Linking Impacts of Climate Change to Carbon and Phosphorus Dynamics Along a Salinity Gradient in Tidal MarshesEPA Grant Number: R832222
Title: Linking Impacts of Climate Change to Carbon and Phosphorus Dynamics Along a Salinity Gradient in Tidal Marshes
Investigators: Vile, Melanie A. , Neubauer, Scott C. , Velinsky, D. J.
Current Investigators: Vile, Melanie A. , Neubauer, Scott C. , Weston, Nathaniel
Institution: Villanova University , Academy of Natural Sciences
Current Institution: Villanova University , University of South Carolina at Columbia
EPA Project Officer: Chung, Serena
Project Period: April 14, 2005 through April 13, 2008 (Extended to April 13, 2010)
Project Amount: $705,211
RFA: Effects of Climate Change on Ecosystem Services Provided by Coral Reefs and Tidal Marshes (2004) RFA Text | Recipients Lists
Research Category: Aquatic Ecosystems , Water , Ecological Indicators/Assessment/Restoration , Climate Change , Watersheds
Tidal freshwater marshes are often located in areas experiencing intense urbanization pressure, yet they provide valuable services to coastal ecosystems by acting as water quality filters (removing nutrients and sediments), sequestering carbon [C] and phosphorus [P], serving as nursery habitat for fishes, and buffering storm and flood waters. A climate change stressor that is unique to tidal freshwater systems is the intrusion of salt water into environments that have historically been dominated by freshwater flows. We are especially interested in how the increase in SO42- concentration associated with salt water intrusion will affect the biogeochemical interactions that govern the cycling of C and P in tidal freshwater marshes and affect fluxes of elements between marshes, tidal waters, and the atmosphere.
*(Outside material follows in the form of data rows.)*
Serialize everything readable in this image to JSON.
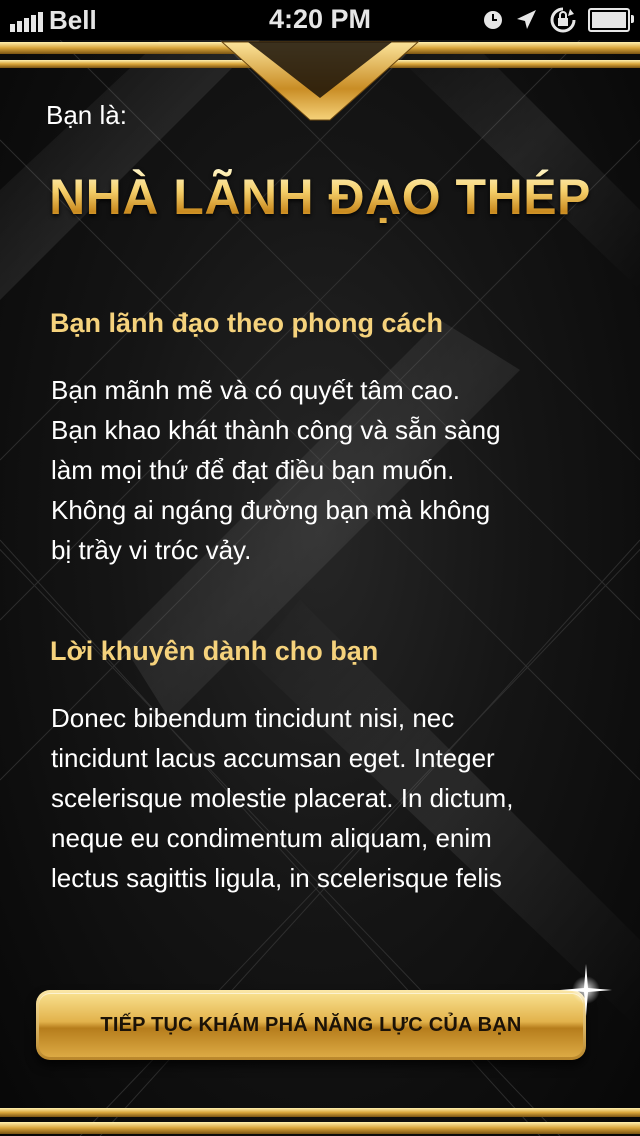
{
  "status_bar": {
    "carrier": "Bell",
    "time": "4:20 PM",
    "icons": [
      "signal-icon",
      "alarm-clock-icon",
      "location-arrow-icon",
      "rotation-lock-icon",
      "battery-icon"
    ]
  },
  "header": {
    "intro": "Bạn là:",
    "title": "NHÀ LÃNH ĐẠO THÉP"
  },
  "sections": [
    {
      "heading": "Bạn lãnh đạo theo phong cách",
      "lines": [
        "Bạn mãnh mẽ và có quyết tâm cao.",
        "Bạn khao khát thành công và sẵn sàng",
        "làm mọi thứ để đạt điều bạn muốn.",
        "Không ai ngáng đường bạn mà không",
        "bị trầy vi tróc vảy."
      ]
    },
    {
      "heading": "Lời khuyên dành cho bạn",
      "lines": [
        "Donec bibendum tincidunt nisi, nec",
        "tincidunt lacus accumsan eget. Integer",
        "scelerisque molestie placerat. In dictum,",
        "neque eu condimentum aliquam, enim",
        "lectus sagittis ligula, in scelerisque felis"
      ]
    }
  ],
  "cta": {
    "label": "TIẾP TỤC KHÁM PHÁ NĂNG LỰC CỦA BẠN"
  },
  "colors": {
    "gold": "#f5d27c",
    "background": "#0b0b0b",
    "text": "#ffffff"
  }
}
We will implement a novel, three-phase approach to determine changes in tidal marsh metabolism [e.g., CO2 and CH4 gas fluxes and SO42- reduction], C and P sequestration [sediment deposition and burial], sediment P speciation, and porewater chemistry at sites along a low-salinity transitional gradient in the Delaware Estuary. Phase 1 consists of field observations [as a space-for-time substitute] to assess current ecosystem services provided by tidal freshwater and low salinity marshes, and allow us to predict how these services may change as a result of salt water intrusion. Phases 2 and 3 provide a more detailed look at specific biogeochemical processes that impact cycling of C, P, and S. In Phase 2, we will conduct laboratory experiments using marsh cores exposed to low salinity levels [< 5 psu] to study the short-term [weeks to months] impact of increased salinity on marsh sediment C and P biogeochemistry. Phase 3 involves large-scale manipulations in the field [reciprocal transplanting of cores between tidal freshwater, oligohaline, and mesohaline marshes] to examine longer-term ~1-2 yr, ecosystem-level responses of marshes to elevated salinity.
This research will improve the assessment of how ecosystem services provided by tidal freshwater marshes are likely to respond to predicted changes in climate-induced sea level rise and salinity. We expect that a small increase in salinity in tidal freshwater wetland sediments will increase rates of decomposition [but decrease rates of C burial and emissions of the greenhouse gas CH4], and cause a release of sediment-bound P from the soils. The results from this project can be used to improve existing climate change forecast models and will allow appropriate management to moderate the impacts of future climate change in low salinity tidal marshes.